A research team in Vancouver based at The University of British Columbia is analyzing trends in neighbourhood change in the Vancouver metropolitan area as part of the SSHRC funded Neighbourhood Change Research Partnership.

The team is led by David Ley, professor of geography at UBC, assisted by Nicholas Lynch.

Members of the team include:  Sean Lauer (sociology, UBC); Dan Hiebert (geography, UBC).

The community partners include:  the Association of Neighbourhood Houses of British Columbia; and the Social Planning and Research Council of British Columbia.

In January 2011 The Globe and Mail featured the income trend analysis of professor David Ley’s research team. See:  BC’s Hidden New Face of Poverty, Globe and Mail, January 2011

In August 2012 a detailed report on Vancouver’s 1970 to 2005 neighbourhood income polarization trends was published, co-authored by David Ley and Nicholas Lynch (Research Paper 223, Cities Centre, University of Toronto, August 2012).

Divisions and Disparities in Lotus-Land: Socio-Spatial Income Polarization in Greater Vancouver, 1970-2005 

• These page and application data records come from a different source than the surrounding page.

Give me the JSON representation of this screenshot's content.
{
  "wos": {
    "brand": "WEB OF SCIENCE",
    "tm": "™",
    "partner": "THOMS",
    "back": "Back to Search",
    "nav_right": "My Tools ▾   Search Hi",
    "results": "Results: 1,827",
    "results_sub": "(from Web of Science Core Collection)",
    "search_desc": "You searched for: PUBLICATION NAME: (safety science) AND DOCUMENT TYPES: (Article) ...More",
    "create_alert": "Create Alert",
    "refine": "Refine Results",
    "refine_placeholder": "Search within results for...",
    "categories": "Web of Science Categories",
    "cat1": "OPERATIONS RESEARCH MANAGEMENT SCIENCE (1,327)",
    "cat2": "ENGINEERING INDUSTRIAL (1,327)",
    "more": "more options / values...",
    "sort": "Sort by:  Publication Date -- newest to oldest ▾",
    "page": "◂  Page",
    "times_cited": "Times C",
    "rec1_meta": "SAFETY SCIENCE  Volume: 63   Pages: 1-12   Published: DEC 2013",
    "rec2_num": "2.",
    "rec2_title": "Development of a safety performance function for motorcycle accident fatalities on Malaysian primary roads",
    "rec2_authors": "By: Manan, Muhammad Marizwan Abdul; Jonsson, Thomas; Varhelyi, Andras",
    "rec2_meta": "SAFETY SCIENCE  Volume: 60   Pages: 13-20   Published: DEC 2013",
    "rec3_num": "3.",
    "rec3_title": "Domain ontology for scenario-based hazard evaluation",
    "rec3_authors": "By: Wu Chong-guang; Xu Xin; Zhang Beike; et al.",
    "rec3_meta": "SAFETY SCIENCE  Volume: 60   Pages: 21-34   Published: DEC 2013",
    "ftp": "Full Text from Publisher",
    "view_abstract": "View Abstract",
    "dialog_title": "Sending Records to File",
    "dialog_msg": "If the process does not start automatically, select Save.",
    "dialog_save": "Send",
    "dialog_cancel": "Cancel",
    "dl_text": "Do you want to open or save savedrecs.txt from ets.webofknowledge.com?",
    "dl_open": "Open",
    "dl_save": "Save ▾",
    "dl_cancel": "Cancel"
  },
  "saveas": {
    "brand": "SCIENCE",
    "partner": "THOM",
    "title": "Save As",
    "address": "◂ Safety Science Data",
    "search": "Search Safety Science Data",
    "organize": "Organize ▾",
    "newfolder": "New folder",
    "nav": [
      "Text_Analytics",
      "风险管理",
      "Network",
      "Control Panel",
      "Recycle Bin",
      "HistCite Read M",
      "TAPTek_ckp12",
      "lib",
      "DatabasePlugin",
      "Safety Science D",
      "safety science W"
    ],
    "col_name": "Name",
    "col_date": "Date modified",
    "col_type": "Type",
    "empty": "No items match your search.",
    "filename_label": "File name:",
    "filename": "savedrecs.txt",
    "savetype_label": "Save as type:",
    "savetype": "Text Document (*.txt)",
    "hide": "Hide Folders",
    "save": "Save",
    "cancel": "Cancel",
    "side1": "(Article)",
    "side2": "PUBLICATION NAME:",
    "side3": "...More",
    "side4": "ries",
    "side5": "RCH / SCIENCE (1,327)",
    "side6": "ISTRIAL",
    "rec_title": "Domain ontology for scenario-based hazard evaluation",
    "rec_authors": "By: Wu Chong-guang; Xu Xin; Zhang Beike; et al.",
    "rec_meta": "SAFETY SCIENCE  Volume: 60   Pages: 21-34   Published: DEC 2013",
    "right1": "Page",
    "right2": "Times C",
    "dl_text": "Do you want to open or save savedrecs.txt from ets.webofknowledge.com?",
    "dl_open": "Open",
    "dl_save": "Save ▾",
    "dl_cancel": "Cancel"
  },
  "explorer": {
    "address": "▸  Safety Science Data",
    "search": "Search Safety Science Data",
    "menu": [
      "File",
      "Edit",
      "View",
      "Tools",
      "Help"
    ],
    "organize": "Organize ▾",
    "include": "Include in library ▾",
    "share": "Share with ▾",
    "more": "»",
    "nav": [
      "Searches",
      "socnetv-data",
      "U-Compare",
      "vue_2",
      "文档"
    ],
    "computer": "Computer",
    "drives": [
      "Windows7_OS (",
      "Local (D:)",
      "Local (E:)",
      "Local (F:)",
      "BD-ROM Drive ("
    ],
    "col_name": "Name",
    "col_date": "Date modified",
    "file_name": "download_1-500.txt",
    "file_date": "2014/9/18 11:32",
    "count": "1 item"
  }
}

  1. Figure 4 map – Change in Average Individual Income, Vancouver Region 1970-2005
  2. Figure 5 map – Change in Average Household Income 1970-2005 Vancouver CMA
  3. Figure 6 map – Average Individual Income 1970 Vancouver CMA
  4. Figure 7 map – Average Individual Income 2005 Vancouver CMA
  5. Figure 8 map – Average Household Income 1970 Vancouver CMA
  6. Figure 9 map – Average Household Income 2005 Vancouver CMA
  7. Figures 10 to 15 bar graphs – Income Distribution, 1970-2005
  8. Figure 16 map – Formerly Middle-Income Neighbourhoods Vancouver Region 1970-2005
  9. Figure 17 map – Recent Immigrants 1965-1971 Vancouver CMA
  10. Figure 18 map – Recent Immigrants 2001-2006 Vancouver CMA

An eight page summary of the key findings in this report is available:

SUMMARY version: Divisions and Disparities: Socio-Spatial Income Polarization in Greater Vancouver, 1970-2005, by David Ley & Nicholas Lynch


This page will be updated with the results of the Vancouver team’s research as it is released.

—  August 2012